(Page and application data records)
________________________________________

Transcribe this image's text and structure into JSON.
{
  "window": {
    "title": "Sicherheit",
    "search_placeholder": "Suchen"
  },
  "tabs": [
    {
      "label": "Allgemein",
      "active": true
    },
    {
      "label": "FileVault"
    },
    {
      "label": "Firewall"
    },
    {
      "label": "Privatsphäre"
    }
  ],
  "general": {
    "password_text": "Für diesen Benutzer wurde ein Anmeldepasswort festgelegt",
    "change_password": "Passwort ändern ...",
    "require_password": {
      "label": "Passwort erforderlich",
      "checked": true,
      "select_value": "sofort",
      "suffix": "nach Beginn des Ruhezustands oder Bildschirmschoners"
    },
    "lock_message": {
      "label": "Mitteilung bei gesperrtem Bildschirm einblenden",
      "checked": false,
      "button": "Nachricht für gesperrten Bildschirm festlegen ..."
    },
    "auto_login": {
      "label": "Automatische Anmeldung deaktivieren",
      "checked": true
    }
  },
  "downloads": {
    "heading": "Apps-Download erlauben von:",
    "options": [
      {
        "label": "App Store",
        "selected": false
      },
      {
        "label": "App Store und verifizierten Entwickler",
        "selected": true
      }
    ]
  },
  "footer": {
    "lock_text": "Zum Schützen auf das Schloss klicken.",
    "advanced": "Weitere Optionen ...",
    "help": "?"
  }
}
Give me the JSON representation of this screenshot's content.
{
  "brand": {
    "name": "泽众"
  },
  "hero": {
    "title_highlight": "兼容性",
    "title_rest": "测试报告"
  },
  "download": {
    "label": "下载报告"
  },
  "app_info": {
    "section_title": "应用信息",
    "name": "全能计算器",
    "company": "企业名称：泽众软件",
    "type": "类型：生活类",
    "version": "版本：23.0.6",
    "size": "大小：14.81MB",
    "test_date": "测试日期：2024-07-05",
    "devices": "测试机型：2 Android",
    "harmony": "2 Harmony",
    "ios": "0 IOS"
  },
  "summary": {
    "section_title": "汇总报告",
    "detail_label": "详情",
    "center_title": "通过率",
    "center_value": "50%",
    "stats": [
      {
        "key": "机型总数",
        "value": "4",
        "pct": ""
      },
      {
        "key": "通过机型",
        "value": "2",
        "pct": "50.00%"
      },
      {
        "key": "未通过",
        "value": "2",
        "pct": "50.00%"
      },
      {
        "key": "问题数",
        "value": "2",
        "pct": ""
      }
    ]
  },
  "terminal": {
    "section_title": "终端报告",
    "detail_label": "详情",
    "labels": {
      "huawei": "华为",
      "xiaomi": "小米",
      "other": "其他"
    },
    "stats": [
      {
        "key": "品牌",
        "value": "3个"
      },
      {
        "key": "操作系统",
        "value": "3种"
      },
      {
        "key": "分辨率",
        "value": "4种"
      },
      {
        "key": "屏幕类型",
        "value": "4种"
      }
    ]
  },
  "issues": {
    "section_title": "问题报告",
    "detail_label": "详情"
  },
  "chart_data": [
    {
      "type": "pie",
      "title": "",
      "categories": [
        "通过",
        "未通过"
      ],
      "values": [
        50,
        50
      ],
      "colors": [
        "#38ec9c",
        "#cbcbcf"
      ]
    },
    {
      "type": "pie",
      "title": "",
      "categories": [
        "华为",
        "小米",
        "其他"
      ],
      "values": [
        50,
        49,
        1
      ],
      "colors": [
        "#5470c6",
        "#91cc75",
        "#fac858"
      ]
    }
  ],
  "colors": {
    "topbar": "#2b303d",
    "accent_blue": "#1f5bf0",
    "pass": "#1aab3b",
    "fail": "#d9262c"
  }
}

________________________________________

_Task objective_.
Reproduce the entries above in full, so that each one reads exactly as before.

_Response for this exercise_.
Transcribe this image's text and structure into JSON.
{
  "window": {
    "title": "Sicherheit",
    "search_placeholder": "Suchen"
  },
  "tabs": [
    {
      "label": "Allgemein",
      "active": true
    },
    {
      "label": "FileVault"
    },
    {
      "label": "Firewall"
    },
    {
      "label": "Privatsphäre"
    }
  ],
  "general": {
    "password_text": "Für diesen Benutzer wurde ein Anmeldepasswort festgelegt",
    "change_password": "Passwort ändern ...",
    "require_password": {
      "label": "Passwort erforderlich",
      "checked": true,
      "select_value": "sofort",
      "suffix": "nach Beginn des Ruhezustands oder Bildschirmschoners"
    },
    "lock_message": {
      "label": "Mitteilung bei gesperrtem Bildschirm einblenden",
      "checked": false,
      "button": "Nachricht für gesperrten Bildschirm festlegen ..."
    },
    "auto_login": {
      "label": "Automatische Anmeldung deaktivieren",
      "checked": true
    }
  },
  "downloads": {
    "heading": "Apps-Download erlauben von:",
    "options": [
      {
        "label": "App Store",
        "selected": false
      },
      {
        "label": "App Store und verifizierten Entwickler",
        "selected": true
      }
    ]
  },
  "footer": {
    "lock_text": "Zum Schützen auf das Schloss klicken.",
    "advanced": "Weitere Optionen ...",
    "help": "?"
  }
}
Give me the JSON representation of this screenshot's content.
{
  "brand": {
    "name": "泽众"
  },
  "hero": {
    "title_highlight": "兼容性",
    "title_rest": "测试报告"
  },
  "download": {
    "label": "下载报告"
  },
  "app_info": {
    "section_title": "应用信息",
    "name": "全能计算器",
    "company": "企业名称：泽众软件",
    "type": "类型：生活类",
    "version": "版本：23.0.6",
    "size": "大小：14.81MB",
    "test_date": "测试日期：2024-07-05",
    "devices": "测试机型：2 Android",
    "harmony": "2 Harmony",
    "ios": "0 IOS"
  },
  "summary": {
    "section_title": "汇总报告",
    "detail_label": "详情",
    "center_title": "通过率",
    "center_value": "50%",
    "stats": [
      {
        "key": "机型总数",
        "value": "4",
        "pct": ""
      },
      {
        "key": "通过机型",
        "value": "2",
        "pct": "50.00%"
      },
      {
        "key": "未通过",
        "value": "2",
        "pct": "50.00%"
      },
      {
        "key": "问题数",
        "value": "2",
        "pct": ""
      }
    ]
  },
  "terminal": {
    "section_title": "终端报告",
    "detail_label": "详情",
    "labels": {
      "huawei": "华为",
      "xiaomi": "小米",
      "other": "其他"
    },
    "stats": [
      {
        "key": "品牌",
        "value": "3个"
      },
      {
        "key": "操作系统",
        "value": "3种"
      },
      {
        "key": "分辨率",
        "value": "4种"
      },
      {
        "key": "屏幕类型",
        "value": "4种"
      }
    ]
  },
  "issues": {
    "section_title": "问题报告",
    "detail_label": "详情"
  },
  "chart_data": [
    {
      "type": "pie",
      "title": "",
      "categories": [
        "通过",
        "未通过"
      ],
      "values": [
        50,
        50
      ],
      "colors": [
        "#38ec9c",
        "#cbcbcf"
      ]
    },
    {
      "type": "pie",
      "title": "",
      "categories": [
        "华为",
        "小米",
        "其他"
      ],
      "values": [
        50,
        49,
        1
      ],
      "colors": [
        "#5470c6",
        "#91cc75",
        "#fac858"
      ]
    }
  ],
  "colors": {
    "topbar": "#2b303d",
    "accent_blue": "#1f5bf0",
    "pass": "#1aab3b",
    "fail": "#d9262c"
  }
}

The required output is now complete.